Joyce Manor, Oso Oso, Peach Kelli Pop

Fri Jan 10 2020 8:00 PM

(Doors 7:00 PM)

Music Box San Diego CA
Joyce Manor, Oso Oso, Peach Kelli Pop

$22.00 Ages 18+

Joyce Manor's sound is in the way co-founding guitarist Chase Knobbe can somehow make a song sadder and tougher at the same time, or the way Johnson mixes minor and major chords to invoke a precise kind of overpowering melancholy. 

Not on the e-mail list for Presales? CLICK HERE to sign up to be a Music Box VIP and you will never miss a chance to grab tickets before they go on sale to the general public again!

Genre: Pop Punk

Ticket Price: $22 advanced / $22 day of show 

PARKING: Street parking and paid lot parking available.

TABLE RESERVATION / VIP: vip@musicboxsd.com / (619) 836-1847

STALK US: Twitter + Instagram: @musicboxsd | facebook.com/MusicBoxSD | MusicBoxSD.com | The Music Box (619) 795-1337.

BOX OFFICE HOURS Monday - Friday 11:00am - 4:00pm

MUSIC BOX IS STANDING ROOM ONLY UNLESS OTHERWISE NOTED

Please correct the information below.

Select ticket quantity.

Complete the security check.

Select Tickets

Ages 18+
limit 8 per person
General Admission Standing
General Admission
$22.00

Delivery Method

ticketFast
Will Call

Terms & Conditions

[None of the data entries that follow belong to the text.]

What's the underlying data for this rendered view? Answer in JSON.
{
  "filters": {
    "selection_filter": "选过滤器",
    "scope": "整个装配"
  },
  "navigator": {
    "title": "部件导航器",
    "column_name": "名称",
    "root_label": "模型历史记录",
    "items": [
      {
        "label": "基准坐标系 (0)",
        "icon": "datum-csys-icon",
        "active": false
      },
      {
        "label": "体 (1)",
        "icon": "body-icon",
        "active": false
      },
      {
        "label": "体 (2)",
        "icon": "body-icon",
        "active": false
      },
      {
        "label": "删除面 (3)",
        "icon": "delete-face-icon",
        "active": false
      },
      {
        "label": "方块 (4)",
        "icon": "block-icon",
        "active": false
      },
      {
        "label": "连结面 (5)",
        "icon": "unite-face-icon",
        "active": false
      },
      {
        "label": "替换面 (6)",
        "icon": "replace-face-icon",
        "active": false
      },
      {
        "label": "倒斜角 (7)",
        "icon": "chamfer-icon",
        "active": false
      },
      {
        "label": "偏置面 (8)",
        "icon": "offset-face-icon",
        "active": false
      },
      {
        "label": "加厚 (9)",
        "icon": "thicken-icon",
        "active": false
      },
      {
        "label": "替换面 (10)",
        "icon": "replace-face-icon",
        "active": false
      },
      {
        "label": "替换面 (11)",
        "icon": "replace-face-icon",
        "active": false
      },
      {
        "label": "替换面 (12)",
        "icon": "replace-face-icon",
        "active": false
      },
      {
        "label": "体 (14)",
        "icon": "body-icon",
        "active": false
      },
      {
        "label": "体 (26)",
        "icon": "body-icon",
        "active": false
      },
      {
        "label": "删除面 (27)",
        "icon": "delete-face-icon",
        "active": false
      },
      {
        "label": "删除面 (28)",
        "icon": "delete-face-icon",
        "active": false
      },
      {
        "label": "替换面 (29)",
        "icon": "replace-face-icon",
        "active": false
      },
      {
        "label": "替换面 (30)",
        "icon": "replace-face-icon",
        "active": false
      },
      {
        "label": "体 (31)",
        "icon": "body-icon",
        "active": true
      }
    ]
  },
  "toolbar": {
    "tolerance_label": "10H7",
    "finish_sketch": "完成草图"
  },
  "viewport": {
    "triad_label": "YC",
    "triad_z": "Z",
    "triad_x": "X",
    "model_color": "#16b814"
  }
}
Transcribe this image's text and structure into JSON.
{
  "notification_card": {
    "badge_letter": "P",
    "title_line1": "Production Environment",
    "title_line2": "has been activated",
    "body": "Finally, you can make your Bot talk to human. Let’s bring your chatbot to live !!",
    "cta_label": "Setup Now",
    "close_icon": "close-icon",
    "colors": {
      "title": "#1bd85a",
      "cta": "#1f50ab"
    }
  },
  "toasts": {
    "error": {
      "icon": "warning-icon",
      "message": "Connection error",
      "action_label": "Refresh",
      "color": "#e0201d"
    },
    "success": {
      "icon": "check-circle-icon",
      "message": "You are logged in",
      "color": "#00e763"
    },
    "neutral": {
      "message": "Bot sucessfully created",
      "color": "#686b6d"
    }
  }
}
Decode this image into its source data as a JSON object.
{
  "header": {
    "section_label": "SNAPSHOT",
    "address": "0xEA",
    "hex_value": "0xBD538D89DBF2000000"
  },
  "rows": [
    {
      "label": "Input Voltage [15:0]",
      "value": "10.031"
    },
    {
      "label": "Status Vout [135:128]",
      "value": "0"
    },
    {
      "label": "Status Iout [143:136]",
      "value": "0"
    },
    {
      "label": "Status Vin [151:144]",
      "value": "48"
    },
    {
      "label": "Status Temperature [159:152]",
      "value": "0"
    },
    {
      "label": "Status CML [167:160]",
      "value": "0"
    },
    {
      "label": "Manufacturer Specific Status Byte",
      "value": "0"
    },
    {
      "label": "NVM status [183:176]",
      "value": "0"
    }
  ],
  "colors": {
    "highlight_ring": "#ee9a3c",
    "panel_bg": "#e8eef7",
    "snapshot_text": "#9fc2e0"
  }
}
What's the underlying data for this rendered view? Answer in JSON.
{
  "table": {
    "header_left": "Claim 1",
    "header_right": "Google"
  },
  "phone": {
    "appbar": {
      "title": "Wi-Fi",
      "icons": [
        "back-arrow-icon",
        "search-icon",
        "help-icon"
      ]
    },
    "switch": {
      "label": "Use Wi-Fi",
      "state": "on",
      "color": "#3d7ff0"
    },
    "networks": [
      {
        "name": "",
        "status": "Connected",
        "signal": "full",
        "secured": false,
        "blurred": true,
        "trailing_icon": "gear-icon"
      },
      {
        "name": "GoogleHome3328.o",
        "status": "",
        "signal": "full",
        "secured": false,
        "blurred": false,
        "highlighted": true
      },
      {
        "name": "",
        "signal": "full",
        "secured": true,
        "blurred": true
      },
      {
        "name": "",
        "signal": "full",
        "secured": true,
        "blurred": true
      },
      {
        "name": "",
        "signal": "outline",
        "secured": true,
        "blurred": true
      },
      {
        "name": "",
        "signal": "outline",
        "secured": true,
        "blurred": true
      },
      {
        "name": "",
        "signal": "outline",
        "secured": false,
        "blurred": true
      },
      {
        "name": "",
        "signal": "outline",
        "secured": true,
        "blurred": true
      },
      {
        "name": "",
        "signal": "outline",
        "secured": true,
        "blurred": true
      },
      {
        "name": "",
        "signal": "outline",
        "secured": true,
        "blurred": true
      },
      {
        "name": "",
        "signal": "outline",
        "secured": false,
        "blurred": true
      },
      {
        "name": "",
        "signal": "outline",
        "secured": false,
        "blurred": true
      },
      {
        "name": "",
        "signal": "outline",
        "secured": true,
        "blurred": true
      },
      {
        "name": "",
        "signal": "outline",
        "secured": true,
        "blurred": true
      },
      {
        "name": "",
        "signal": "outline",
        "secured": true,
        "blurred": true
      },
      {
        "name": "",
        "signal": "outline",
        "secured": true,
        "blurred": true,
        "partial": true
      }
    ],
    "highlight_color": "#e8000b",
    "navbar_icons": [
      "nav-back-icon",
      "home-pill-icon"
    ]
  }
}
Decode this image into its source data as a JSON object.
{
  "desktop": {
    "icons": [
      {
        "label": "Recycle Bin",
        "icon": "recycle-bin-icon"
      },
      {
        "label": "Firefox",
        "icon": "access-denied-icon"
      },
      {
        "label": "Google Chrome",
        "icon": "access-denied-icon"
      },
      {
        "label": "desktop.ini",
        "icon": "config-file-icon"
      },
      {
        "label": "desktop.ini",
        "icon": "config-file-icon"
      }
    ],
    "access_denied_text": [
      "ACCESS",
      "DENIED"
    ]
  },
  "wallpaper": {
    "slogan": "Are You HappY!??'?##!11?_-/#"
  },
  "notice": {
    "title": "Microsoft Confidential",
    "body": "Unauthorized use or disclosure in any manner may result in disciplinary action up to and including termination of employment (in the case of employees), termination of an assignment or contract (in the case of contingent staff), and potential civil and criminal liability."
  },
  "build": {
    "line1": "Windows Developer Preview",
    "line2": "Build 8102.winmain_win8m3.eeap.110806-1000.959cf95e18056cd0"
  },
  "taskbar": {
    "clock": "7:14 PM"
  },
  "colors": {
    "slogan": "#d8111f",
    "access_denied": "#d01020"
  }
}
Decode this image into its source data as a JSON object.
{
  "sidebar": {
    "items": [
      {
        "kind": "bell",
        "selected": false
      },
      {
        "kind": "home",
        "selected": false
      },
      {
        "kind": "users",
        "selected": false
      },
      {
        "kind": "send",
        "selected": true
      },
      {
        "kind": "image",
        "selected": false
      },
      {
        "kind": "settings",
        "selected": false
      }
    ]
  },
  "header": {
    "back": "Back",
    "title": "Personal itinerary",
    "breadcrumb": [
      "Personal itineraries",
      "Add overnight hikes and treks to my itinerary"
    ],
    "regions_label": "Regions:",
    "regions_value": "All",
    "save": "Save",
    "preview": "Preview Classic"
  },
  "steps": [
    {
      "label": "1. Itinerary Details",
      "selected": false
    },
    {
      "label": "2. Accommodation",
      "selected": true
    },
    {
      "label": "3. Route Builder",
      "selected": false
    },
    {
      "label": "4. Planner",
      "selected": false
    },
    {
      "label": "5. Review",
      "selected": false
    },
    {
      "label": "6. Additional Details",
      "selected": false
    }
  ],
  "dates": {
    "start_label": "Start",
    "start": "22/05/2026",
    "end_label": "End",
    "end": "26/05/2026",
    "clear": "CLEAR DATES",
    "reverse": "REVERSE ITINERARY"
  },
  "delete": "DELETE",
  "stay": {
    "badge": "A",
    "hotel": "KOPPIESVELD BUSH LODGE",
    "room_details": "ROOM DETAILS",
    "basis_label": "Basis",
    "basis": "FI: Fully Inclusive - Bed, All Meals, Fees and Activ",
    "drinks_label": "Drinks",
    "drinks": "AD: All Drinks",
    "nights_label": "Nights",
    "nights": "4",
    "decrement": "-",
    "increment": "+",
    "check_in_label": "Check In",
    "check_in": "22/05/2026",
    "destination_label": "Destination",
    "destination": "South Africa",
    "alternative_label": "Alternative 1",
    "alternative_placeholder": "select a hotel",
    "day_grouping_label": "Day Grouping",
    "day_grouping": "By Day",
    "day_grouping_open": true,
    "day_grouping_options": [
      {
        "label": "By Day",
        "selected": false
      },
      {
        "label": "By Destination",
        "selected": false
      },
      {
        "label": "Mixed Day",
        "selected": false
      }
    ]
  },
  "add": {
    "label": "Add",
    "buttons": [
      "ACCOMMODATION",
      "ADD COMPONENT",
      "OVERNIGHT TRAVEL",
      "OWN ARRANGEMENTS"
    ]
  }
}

This event is 18 and over. Any Ticket holder unable to present valid identification indicating that they are at least 18 years of age will not be admitted to this event, and will not be eligible for a refund.